weavers got engaged and the mass production of silk cloth started. The silk
cloth produced in Varanasi as a craze among the aristocrat society around the
world and this silk society city continues to be one of the major exporters of
silk in the world.
Thus the use of silk thread spread to other parts of the country
and weavers began to experiment with the threads and patterns. The Amru silk
brocades of Varanasi are famous. Gradually different cities developed their own
distinctive patterns for silk saris. Yeola and Paithan in Maharashtra, Gadwal,
Wanaparti and Armoor in Andhra Pradesh were important brocade centers with
different styles, which made each one of them differentfrom the rest. Most of
them combined their Paithani pallus with their silk saris. The Paithani pallu
carries a four-sided border in tapestry technique, which combine zari and silk
threads, thus the weaving of this pallu is very complicated.
Kumbakonam, Tanjore and Kancheepuram in Tamil Nadu, Sangareddy
and Dharmeswaram in Andhra Pradesh, and Kolegaland Molkalmoru in Mysore, are
also famous silk-weaving centers in South India.

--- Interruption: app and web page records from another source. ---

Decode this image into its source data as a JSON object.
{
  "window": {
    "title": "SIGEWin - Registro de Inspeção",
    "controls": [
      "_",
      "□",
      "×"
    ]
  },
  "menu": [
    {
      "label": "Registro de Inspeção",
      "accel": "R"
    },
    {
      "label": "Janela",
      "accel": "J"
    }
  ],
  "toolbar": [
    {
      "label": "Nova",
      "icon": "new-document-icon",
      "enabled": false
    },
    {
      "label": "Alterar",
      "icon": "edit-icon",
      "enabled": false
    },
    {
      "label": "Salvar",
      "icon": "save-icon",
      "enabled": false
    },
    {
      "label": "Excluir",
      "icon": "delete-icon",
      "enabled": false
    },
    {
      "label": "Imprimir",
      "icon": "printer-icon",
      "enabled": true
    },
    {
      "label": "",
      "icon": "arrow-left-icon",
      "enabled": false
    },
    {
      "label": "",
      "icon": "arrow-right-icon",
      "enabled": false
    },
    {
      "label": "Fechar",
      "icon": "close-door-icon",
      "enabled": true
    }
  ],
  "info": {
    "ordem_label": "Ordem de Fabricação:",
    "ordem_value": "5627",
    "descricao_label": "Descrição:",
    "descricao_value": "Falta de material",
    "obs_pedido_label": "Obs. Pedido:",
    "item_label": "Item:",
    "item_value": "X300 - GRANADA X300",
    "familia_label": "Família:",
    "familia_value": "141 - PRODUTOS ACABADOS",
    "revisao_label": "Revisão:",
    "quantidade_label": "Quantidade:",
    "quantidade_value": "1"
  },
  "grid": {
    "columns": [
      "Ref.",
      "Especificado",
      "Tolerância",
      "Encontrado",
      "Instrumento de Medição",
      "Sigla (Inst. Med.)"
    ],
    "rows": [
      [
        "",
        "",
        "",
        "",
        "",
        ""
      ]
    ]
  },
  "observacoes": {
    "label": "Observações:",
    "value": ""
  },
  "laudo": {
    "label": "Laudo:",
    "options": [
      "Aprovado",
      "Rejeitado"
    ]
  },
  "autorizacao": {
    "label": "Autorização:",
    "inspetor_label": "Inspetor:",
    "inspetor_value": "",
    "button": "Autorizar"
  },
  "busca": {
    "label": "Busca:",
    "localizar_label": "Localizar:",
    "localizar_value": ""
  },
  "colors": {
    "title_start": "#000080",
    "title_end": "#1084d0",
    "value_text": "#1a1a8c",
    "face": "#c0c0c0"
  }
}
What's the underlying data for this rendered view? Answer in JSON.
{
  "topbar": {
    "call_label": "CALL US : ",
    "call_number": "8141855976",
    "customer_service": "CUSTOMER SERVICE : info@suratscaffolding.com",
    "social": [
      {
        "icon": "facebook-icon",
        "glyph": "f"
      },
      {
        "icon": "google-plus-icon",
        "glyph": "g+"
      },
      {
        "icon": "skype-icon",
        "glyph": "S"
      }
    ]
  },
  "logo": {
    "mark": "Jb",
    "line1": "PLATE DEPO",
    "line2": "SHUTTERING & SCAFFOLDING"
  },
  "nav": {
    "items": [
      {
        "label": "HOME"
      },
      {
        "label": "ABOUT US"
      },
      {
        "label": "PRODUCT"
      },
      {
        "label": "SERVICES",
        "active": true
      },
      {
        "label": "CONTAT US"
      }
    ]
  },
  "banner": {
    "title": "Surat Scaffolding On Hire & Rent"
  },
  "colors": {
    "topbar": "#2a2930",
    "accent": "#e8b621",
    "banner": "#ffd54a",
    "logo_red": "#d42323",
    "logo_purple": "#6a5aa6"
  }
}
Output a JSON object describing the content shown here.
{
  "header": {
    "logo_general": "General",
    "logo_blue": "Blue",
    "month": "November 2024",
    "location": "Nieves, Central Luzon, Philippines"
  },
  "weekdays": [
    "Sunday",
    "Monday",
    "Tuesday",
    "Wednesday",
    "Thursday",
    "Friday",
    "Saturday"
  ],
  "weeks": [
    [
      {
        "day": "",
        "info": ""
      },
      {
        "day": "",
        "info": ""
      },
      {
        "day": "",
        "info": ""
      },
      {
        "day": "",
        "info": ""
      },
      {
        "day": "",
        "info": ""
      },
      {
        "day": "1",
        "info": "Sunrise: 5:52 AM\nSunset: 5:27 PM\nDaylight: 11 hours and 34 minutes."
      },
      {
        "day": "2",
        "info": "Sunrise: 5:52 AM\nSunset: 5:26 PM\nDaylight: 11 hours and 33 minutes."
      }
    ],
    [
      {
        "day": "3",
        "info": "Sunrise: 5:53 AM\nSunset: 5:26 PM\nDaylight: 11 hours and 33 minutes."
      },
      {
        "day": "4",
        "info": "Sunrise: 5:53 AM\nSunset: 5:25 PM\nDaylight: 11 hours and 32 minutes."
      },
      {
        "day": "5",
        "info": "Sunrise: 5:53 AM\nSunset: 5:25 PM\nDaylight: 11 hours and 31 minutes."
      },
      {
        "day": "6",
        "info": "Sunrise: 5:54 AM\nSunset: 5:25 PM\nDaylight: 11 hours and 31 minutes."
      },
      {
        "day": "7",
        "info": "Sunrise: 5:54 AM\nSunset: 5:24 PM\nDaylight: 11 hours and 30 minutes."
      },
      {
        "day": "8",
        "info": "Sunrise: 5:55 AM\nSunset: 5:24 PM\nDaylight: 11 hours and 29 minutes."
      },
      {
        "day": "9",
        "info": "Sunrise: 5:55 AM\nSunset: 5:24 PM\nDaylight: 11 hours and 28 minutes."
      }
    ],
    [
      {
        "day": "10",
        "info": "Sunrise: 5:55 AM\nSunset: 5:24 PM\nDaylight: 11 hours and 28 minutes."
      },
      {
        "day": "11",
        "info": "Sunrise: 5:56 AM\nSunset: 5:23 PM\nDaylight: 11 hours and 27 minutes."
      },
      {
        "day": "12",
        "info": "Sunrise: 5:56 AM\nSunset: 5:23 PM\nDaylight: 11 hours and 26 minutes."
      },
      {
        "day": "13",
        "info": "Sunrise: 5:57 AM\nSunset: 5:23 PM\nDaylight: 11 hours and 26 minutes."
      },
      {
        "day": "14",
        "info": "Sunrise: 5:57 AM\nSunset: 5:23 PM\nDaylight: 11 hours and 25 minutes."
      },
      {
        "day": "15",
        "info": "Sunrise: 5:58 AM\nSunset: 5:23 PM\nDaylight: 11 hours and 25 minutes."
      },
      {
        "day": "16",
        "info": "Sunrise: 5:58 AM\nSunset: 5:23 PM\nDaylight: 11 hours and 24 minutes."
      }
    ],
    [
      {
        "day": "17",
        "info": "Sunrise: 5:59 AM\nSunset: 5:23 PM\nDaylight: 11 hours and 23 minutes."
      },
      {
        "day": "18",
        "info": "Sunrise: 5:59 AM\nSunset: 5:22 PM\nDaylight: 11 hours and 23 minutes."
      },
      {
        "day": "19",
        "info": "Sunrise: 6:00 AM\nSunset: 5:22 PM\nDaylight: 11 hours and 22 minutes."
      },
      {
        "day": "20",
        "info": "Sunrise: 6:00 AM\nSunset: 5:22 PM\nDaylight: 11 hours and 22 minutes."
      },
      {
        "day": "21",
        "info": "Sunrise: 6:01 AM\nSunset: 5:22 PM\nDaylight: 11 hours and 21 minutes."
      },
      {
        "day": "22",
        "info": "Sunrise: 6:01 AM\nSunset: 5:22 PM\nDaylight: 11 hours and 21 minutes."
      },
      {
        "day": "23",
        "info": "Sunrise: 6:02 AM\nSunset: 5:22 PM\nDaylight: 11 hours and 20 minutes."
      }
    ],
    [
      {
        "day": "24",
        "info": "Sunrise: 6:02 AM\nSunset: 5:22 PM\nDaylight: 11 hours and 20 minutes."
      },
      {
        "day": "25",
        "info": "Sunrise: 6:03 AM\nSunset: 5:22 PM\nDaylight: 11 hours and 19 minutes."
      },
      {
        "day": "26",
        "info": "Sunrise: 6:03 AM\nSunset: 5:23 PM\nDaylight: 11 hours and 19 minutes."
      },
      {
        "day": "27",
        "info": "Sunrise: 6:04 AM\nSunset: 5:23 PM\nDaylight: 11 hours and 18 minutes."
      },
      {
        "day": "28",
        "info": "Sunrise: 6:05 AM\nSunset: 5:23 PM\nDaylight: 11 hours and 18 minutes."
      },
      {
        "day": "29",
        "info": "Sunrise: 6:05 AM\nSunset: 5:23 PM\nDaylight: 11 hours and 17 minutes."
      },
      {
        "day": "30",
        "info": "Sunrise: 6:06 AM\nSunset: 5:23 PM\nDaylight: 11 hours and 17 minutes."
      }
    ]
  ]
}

Usage of heavy lustrous silk, broad borders and elaborate pallus
with contrasting color combinations resulting in harmonious blends are the
common features of the silk saris produced here.
Tanjore specialized in weaving the over-all gold-work saris for
weddings and for temples. Molkamoru has its own distinctive tradition of simple
ikkat weave which is always in white and is combined with a rich silk or gold
border carrying stylized motifs or parrots.
The Baluchar technique of weaving brocades with untwisted silk
thread was developed in the Murshidabad district of Bengal. It is perhaps the
only form of weaving where the patterns are based on miniature paintings. The
Surat tanchoi, is based on the technique used in Chinese brocades in which the
extra weft floats are absorbed into the fabric itself. Gujarat was an important
brocade centre with a distinctive style of its own. Yeola and Paithan in
Maharashtra, and Gadwal, Wanaparti and Armoor in Andhra Pradesh were important
centers which combined Paithani pallus with their silk Sarees. The weaving of
the paithani pallu is quite complicated. The pallu carries a four-sided border
in tapestry technique which combines zari and silk threads.